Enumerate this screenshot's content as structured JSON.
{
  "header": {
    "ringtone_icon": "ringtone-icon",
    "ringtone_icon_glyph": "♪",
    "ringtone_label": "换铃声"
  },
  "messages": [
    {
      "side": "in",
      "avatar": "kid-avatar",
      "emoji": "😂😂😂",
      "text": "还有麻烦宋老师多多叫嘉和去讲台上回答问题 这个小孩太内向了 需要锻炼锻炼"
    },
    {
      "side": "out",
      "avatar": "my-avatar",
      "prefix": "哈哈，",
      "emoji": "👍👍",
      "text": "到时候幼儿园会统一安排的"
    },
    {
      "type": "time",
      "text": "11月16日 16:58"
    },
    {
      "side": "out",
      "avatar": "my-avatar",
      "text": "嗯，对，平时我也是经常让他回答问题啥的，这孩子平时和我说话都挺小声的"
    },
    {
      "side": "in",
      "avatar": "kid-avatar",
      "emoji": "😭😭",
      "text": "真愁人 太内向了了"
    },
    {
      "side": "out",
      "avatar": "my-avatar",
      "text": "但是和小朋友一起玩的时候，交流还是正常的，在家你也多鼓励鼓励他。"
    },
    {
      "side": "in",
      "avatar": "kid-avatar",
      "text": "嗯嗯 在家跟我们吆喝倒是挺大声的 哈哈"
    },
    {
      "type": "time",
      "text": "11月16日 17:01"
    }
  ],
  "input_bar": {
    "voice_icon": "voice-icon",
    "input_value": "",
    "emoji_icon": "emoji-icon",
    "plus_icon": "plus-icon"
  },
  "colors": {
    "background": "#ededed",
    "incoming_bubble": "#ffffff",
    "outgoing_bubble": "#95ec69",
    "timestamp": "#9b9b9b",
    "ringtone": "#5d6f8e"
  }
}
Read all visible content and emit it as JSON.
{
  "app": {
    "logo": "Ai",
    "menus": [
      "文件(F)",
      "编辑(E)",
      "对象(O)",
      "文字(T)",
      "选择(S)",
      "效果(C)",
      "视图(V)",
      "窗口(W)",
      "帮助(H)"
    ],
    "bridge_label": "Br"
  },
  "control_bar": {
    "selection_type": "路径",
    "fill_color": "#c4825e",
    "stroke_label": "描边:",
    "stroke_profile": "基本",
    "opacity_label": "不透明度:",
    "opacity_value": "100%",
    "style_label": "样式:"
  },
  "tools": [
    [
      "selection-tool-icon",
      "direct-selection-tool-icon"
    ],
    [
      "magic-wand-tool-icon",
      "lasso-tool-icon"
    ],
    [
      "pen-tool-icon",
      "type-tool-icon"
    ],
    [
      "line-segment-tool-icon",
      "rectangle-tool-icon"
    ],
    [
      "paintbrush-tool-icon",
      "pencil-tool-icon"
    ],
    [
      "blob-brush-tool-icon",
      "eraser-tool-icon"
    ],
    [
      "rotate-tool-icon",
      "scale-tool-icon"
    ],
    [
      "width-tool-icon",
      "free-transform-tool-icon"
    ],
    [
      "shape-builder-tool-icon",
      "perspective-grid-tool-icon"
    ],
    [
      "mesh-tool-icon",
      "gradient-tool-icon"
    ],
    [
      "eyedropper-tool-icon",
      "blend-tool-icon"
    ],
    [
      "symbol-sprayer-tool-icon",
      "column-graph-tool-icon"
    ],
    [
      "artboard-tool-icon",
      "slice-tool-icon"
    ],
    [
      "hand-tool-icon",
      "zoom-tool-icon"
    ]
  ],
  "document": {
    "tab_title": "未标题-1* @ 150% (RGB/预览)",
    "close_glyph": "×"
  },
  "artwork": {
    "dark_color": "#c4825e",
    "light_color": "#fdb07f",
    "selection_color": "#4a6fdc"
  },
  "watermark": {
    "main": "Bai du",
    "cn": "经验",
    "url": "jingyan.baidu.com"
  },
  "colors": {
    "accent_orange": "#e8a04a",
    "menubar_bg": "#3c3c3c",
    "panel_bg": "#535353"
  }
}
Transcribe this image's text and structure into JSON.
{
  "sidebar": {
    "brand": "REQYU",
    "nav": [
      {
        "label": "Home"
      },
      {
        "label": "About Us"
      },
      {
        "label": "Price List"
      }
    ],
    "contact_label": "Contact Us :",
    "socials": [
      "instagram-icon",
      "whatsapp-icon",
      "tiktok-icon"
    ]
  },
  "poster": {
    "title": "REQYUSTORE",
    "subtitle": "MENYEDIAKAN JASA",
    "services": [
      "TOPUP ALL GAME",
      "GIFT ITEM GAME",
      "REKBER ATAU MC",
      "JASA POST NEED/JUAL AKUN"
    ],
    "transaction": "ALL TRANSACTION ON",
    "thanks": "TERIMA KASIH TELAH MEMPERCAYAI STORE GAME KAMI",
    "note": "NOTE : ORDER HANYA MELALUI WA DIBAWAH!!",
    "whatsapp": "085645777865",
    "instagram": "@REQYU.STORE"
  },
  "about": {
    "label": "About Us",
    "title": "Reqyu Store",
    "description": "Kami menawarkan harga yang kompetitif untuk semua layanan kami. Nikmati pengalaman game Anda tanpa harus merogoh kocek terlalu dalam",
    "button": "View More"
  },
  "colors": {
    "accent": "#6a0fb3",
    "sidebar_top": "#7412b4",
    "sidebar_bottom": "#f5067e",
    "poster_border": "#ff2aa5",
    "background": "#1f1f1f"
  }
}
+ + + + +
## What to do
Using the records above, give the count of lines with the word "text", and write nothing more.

## Exercise output
9